DATA:
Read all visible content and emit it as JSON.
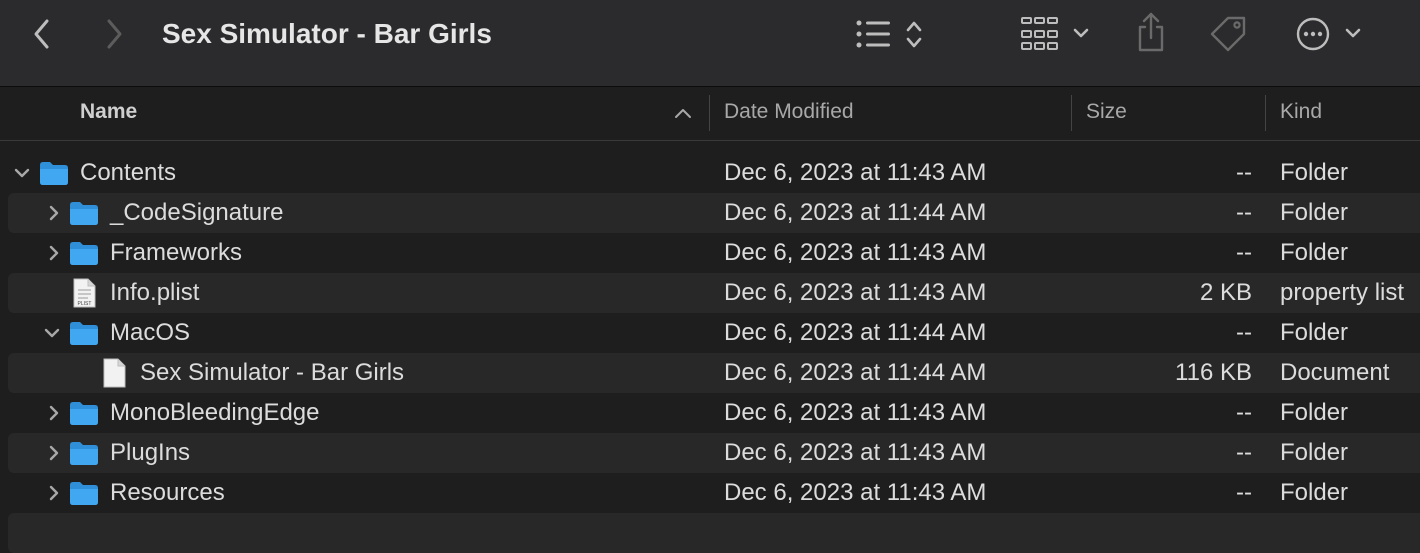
{
  "window": {
    "title": "Sex Simulator - Bar Girls"
  },
  "columns": {
    "name": "Name",
    "date": "Date Modified",
    "size": "Size",
    "kind": "Kind"
  },
  "rows": [
    {
      "name": "Contents",
      "date": "Dec 6, 2023 at 11:43 AM",
      "size": "--",
      "kind": "Folder",
      "icon": "folder-icon",
      "disclosure": "expanded"
    },
    {
      "name": "_CodeSignature",
      "date": "Dec 6, 2023 at 11:44 AM",
      "size": "--",
      "kind": "Folder",
      "icon": "folder-icon",
      "disclosure": "collapsed"
    },
    {
      "name": "Frameworks",
      "date": "Dec 6, 2023 at 11:43 AM",
      "size": "--",
      "kind": "Folder",
      "icon": "folder-icon",
      "disclosure": "collapsed"
    },
    {
      "name": "Info.plist",
      "date": "Dec 6, 2023 at 11:43 AM",
      "size": "2 KB",
      "kind": "property list",
      "icon": "plist-file-icon",
      "icon_label": "PLIST",
      "disclosure": "none"
    },
    {
      "name": "MacOS",
      "date": "Dec 6, 2023 at 11:44 AM",
      "size": "--",
      "kind": "Folder",
      "icon": "folder-icon",
      "disclosure": "expanded"
    },
    {
      "name": "Sex Simulator - Bar Girls",
      "date": "Dec 6, 2023 at 11:44 AM",
      "size": "116 KB",
      "kind": "Document",
      "icon": "document-icon",
      "disclosure": "none"
    },
    {
      "name": "MonoBleedingEdge",
      "date": "Dec 6, 2023 at 11:43 AM",
      "size": "--",
      "kind": "Folder",
      "icon": "folder-icon",
      "disclosure": "collapsed"
    },
    {
      "name": "PlugIns",
      "date": "Dec 6, 2023 at 11:43 AM",
      "size": "--",
      "kind": "Folder",
      "icon": "folder-icon",
      "disclosure": "collapsed"
    },
    {
      "name": "Resources",
      "date": "Dec 6, 2023 at 11:43 AM",
      "size": "--",
      "kind": "Folder",
      "icon": "folder-icon",
      "disclosure": "collapsed"
    }
  ],
  "colors": {
    "background": "#1e1e1e",
    "toolbar": "#2b2b2d",
    "stripe": "#282828",
    "folder": "#41a7f0",
    "text": "#dcdcdc",
    "header_text": "#a8a8a8"
  }
}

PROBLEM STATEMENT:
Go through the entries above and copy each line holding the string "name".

EXERCISE RESULT:
    "name": "Name",
      "name": "Contents",
      "name": "_CodeSignature",
      "name": "Frameworks",
      "name": "Info.plist",
      "name": "MacOS",
      "name": "Sex Simulator - Bar Girls",
      "name": "MonoBleedingEdge",
      "name": "PlugIns",
      "name": "Resources",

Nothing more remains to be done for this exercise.